*** Records for this exercise Section Begins ***

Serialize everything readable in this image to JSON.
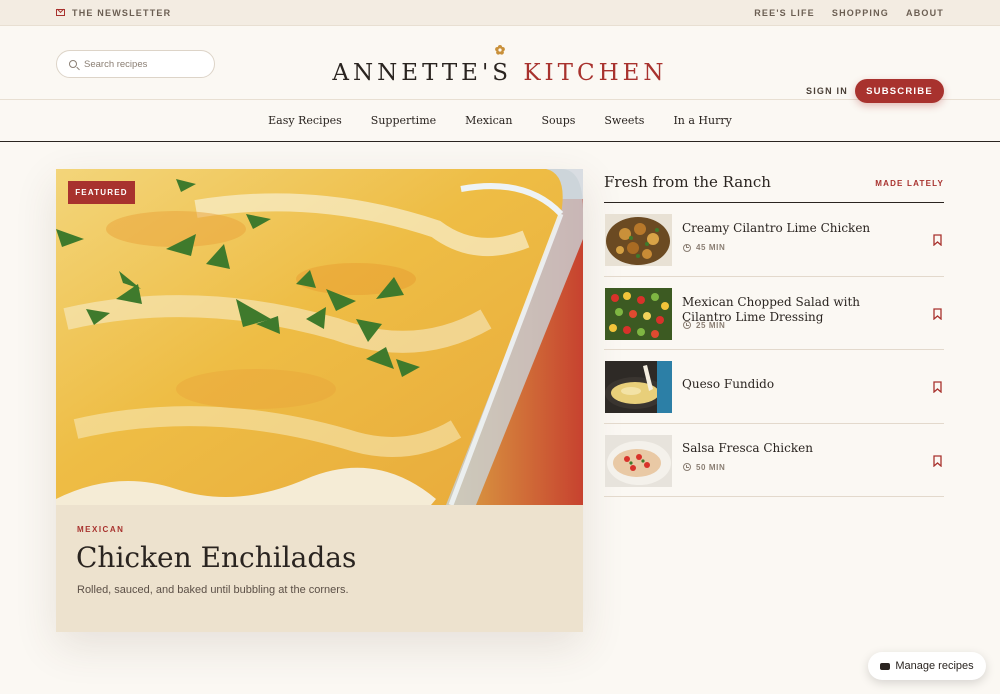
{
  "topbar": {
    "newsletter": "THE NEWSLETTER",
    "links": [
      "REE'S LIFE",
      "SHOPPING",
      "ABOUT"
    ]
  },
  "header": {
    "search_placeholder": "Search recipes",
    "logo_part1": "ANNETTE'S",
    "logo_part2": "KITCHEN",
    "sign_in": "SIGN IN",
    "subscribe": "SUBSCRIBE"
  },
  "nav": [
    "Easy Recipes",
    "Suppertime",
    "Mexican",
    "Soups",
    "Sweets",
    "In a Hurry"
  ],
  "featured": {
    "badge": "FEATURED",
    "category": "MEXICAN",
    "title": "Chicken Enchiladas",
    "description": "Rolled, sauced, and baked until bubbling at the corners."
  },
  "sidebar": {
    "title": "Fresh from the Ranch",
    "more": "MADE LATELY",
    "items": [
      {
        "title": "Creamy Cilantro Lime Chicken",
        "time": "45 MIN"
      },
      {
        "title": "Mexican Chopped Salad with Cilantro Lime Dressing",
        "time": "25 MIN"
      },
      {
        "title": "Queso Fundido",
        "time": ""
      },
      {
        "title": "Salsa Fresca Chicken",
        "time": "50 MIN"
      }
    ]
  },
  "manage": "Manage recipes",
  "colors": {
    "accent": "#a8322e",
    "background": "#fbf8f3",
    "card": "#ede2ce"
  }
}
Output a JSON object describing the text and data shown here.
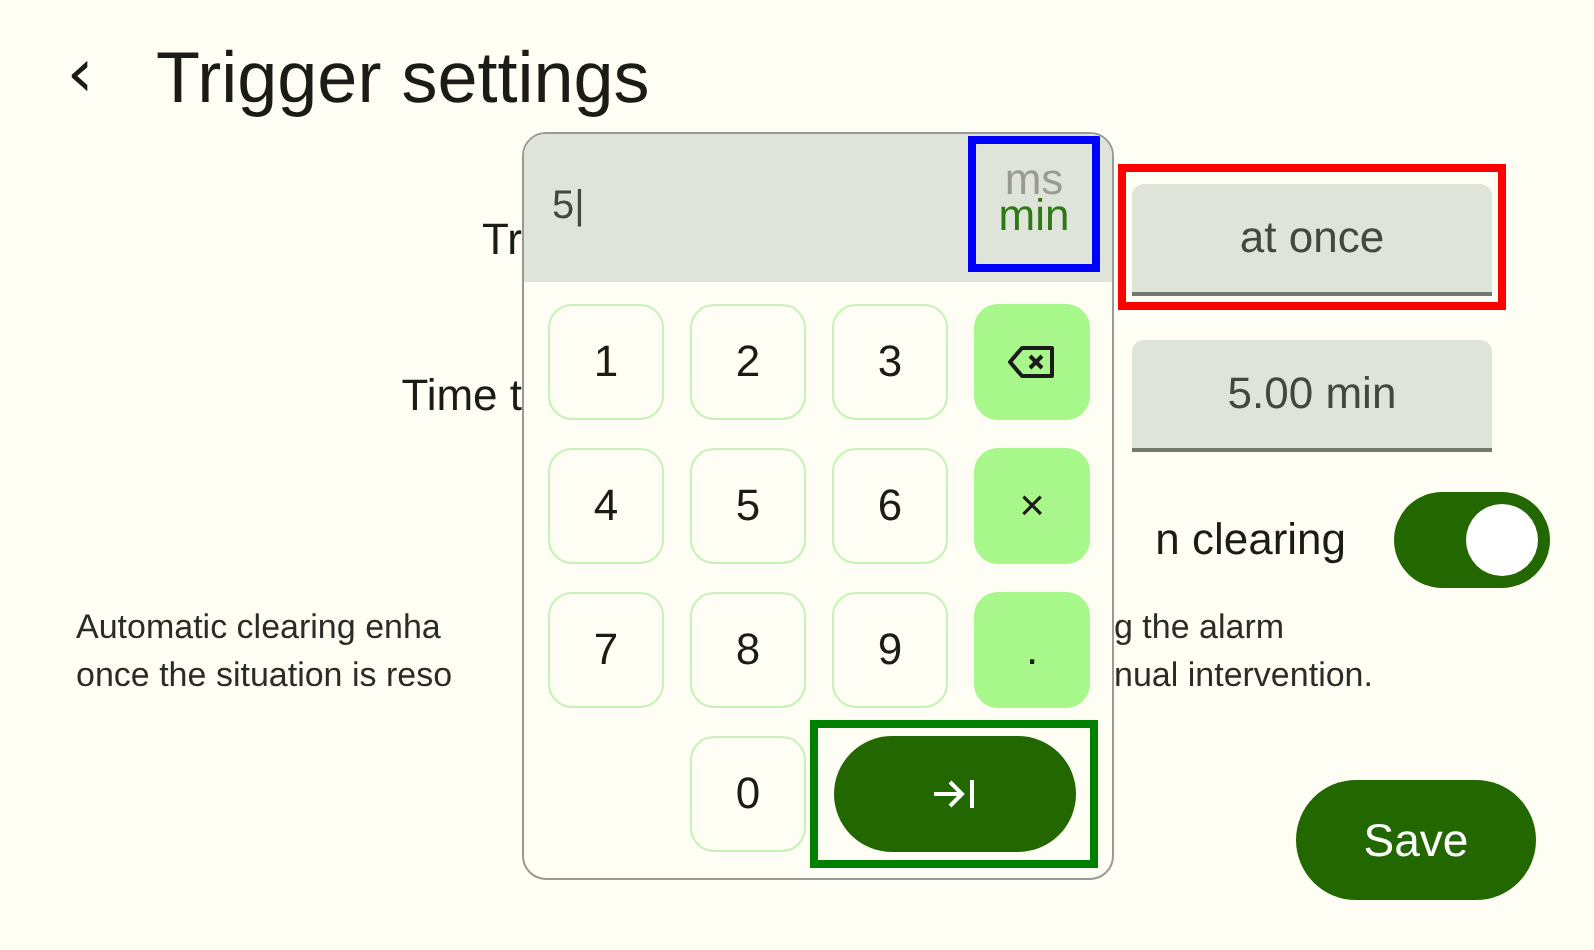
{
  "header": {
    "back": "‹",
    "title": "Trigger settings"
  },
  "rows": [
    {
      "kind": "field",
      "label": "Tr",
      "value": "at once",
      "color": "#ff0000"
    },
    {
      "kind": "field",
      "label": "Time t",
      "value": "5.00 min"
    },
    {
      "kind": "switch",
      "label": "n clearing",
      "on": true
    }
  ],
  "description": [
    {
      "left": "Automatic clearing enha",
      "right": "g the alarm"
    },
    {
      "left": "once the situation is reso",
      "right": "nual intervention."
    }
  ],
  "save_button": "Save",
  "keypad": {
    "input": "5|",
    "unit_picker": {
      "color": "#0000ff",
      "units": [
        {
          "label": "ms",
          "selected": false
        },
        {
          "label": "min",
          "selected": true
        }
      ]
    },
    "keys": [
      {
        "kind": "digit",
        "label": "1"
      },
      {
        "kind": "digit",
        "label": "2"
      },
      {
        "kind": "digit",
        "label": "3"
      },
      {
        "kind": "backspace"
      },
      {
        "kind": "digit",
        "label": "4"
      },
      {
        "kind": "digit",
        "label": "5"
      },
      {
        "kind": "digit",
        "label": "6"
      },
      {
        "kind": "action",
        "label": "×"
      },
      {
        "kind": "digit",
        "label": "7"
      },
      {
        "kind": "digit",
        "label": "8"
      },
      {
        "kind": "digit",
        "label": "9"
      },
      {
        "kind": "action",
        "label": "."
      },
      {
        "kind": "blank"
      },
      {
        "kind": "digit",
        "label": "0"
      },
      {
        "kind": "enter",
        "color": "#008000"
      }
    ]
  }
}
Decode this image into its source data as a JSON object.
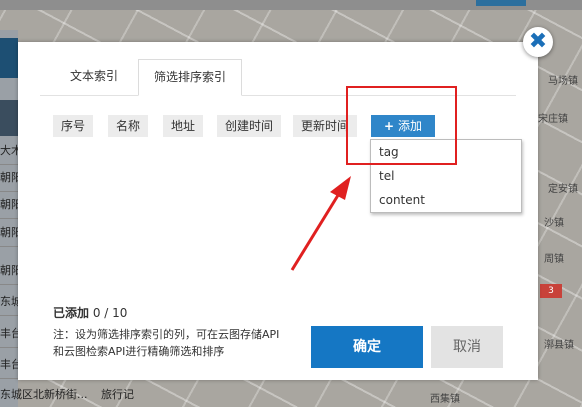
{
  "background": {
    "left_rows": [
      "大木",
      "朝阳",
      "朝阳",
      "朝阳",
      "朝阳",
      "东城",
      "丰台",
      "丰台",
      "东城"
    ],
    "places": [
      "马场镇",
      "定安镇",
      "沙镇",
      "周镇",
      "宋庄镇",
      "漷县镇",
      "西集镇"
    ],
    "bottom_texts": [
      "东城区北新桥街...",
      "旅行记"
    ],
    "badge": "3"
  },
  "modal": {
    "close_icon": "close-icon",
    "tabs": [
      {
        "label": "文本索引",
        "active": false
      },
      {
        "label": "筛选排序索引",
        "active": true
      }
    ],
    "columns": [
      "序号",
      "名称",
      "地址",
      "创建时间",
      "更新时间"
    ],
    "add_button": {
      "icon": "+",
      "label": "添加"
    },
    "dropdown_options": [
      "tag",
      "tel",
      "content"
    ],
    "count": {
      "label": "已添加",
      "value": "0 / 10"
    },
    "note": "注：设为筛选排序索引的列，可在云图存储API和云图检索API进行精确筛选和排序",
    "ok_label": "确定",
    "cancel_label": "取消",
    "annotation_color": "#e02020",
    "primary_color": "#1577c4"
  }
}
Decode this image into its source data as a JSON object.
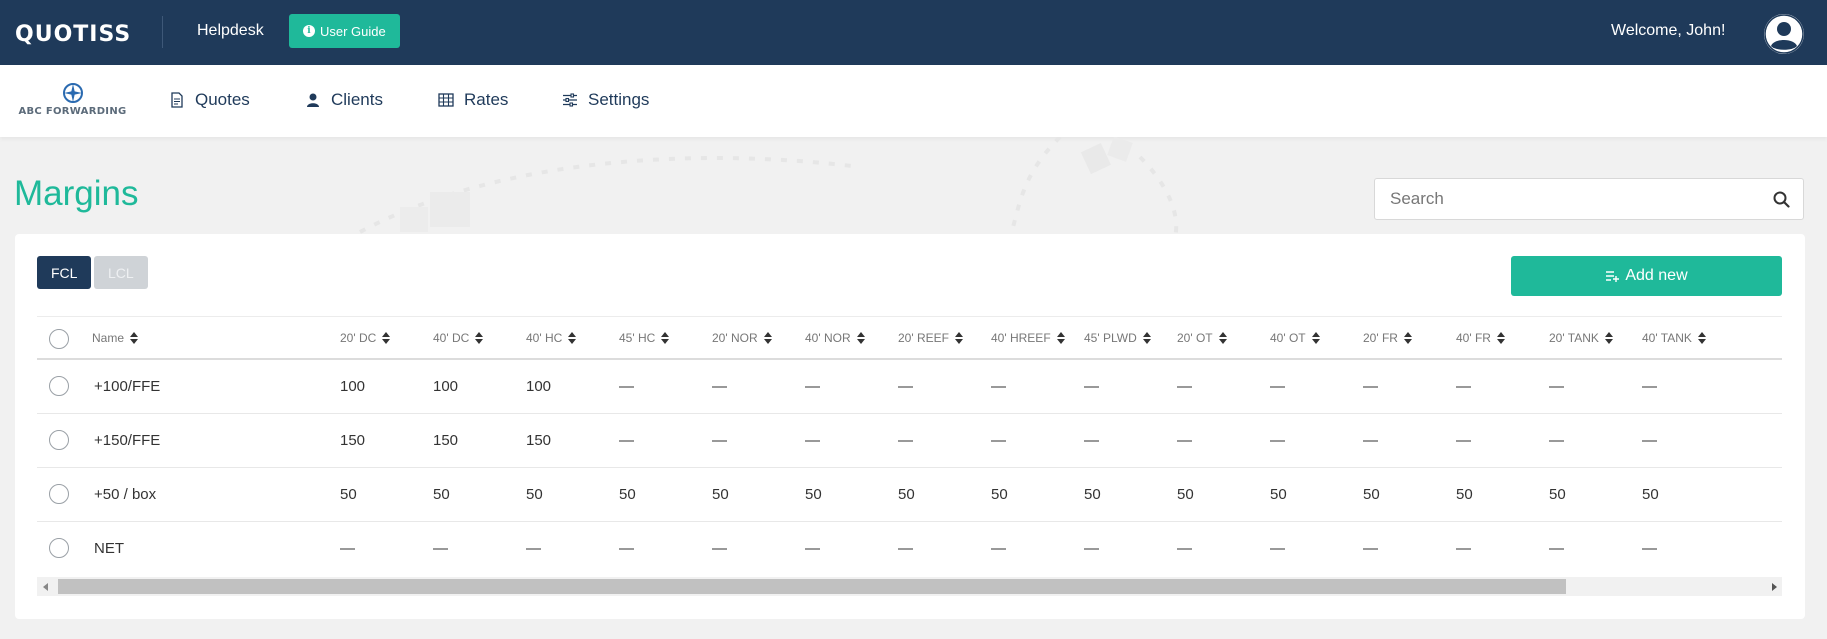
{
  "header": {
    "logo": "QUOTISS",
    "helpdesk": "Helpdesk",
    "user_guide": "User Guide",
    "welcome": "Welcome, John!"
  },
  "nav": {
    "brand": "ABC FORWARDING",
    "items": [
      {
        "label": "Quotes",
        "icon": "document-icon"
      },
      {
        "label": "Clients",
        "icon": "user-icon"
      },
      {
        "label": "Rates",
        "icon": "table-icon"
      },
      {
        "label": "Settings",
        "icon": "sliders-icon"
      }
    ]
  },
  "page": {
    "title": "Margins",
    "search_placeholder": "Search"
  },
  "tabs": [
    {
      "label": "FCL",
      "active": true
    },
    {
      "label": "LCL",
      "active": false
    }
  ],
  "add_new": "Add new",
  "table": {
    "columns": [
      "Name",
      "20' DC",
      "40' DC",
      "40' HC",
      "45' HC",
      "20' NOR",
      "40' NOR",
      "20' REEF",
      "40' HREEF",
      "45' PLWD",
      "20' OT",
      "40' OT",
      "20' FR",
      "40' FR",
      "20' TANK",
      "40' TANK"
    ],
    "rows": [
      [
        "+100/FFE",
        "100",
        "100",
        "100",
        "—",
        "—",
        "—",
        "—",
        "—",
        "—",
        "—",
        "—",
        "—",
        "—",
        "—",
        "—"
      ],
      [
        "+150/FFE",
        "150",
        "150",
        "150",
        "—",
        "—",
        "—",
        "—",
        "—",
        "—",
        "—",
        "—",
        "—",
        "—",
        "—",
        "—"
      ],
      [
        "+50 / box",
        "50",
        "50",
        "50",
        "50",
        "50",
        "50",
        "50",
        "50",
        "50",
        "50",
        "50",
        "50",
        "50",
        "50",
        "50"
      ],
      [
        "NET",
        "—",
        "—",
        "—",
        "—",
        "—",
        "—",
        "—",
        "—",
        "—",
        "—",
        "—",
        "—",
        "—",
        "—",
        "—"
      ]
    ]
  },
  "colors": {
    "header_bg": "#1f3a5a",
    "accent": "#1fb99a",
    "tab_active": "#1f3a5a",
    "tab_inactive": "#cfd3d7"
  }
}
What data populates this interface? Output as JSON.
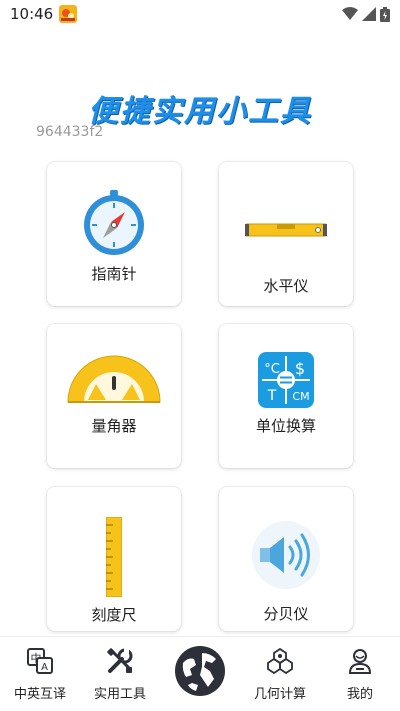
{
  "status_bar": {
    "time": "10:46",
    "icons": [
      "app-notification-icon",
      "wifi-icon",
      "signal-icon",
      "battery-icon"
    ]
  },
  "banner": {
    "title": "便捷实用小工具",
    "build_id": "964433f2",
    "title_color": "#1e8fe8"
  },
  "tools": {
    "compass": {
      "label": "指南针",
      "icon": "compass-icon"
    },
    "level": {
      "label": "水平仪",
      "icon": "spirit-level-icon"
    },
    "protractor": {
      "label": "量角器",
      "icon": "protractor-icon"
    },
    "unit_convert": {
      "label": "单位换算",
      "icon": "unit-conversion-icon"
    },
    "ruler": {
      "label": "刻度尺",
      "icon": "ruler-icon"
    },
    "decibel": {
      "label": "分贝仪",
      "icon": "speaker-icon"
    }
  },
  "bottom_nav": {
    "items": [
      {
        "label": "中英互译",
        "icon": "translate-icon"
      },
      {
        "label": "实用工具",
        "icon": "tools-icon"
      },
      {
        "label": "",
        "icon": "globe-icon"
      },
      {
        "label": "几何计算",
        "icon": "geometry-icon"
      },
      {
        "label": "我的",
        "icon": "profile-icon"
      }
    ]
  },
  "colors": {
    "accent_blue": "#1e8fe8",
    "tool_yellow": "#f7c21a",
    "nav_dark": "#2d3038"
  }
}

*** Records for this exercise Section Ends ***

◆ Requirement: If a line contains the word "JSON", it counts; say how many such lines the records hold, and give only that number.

◆ Exercise output: 5